Dataset rows describing interfaces:
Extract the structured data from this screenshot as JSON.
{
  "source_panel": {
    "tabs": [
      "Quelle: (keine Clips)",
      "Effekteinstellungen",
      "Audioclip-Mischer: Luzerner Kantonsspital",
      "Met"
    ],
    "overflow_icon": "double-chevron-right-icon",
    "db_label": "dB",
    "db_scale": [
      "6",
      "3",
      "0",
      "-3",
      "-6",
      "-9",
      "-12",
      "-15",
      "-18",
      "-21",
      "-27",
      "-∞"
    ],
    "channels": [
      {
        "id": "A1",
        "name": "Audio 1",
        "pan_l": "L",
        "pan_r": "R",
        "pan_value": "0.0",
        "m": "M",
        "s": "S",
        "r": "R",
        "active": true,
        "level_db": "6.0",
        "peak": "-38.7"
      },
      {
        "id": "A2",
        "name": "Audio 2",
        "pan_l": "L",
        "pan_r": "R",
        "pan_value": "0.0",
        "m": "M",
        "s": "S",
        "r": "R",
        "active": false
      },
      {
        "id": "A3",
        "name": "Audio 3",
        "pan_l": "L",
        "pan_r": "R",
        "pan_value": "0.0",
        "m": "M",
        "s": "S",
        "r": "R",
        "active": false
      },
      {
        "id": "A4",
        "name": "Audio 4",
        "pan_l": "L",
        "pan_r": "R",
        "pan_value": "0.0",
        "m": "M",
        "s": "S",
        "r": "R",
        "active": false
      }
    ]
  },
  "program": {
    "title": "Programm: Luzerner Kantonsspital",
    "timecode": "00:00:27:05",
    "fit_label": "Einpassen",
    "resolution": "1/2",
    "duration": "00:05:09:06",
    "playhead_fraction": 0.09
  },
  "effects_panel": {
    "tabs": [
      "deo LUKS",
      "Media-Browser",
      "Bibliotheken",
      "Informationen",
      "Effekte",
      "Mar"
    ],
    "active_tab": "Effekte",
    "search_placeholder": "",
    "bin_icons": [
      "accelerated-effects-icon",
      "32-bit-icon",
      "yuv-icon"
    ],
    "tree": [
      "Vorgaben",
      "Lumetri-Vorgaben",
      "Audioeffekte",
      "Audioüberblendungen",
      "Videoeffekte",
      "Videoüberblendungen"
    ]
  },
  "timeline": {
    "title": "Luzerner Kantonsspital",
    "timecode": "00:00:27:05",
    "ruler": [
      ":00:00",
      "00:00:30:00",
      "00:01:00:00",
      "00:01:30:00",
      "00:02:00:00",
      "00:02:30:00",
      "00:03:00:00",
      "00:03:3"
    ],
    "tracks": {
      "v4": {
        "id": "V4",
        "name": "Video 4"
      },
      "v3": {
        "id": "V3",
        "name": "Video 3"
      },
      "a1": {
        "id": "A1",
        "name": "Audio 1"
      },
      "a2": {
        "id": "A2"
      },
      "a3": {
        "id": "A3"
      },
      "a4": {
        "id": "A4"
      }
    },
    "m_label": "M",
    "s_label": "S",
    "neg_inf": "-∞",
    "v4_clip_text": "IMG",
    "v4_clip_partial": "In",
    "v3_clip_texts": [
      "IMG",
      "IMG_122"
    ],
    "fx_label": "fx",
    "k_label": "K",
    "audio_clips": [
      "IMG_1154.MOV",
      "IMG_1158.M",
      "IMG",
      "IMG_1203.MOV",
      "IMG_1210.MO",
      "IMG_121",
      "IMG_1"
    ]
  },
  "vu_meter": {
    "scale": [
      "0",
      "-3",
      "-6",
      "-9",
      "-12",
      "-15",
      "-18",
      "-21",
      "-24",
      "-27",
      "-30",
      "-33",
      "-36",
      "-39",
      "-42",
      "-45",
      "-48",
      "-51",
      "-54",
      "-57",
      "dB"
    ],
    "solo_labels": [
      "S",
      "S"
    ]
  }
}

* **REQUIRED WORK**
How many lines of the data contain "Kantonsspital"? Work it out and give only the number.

* **RESPONSE**
3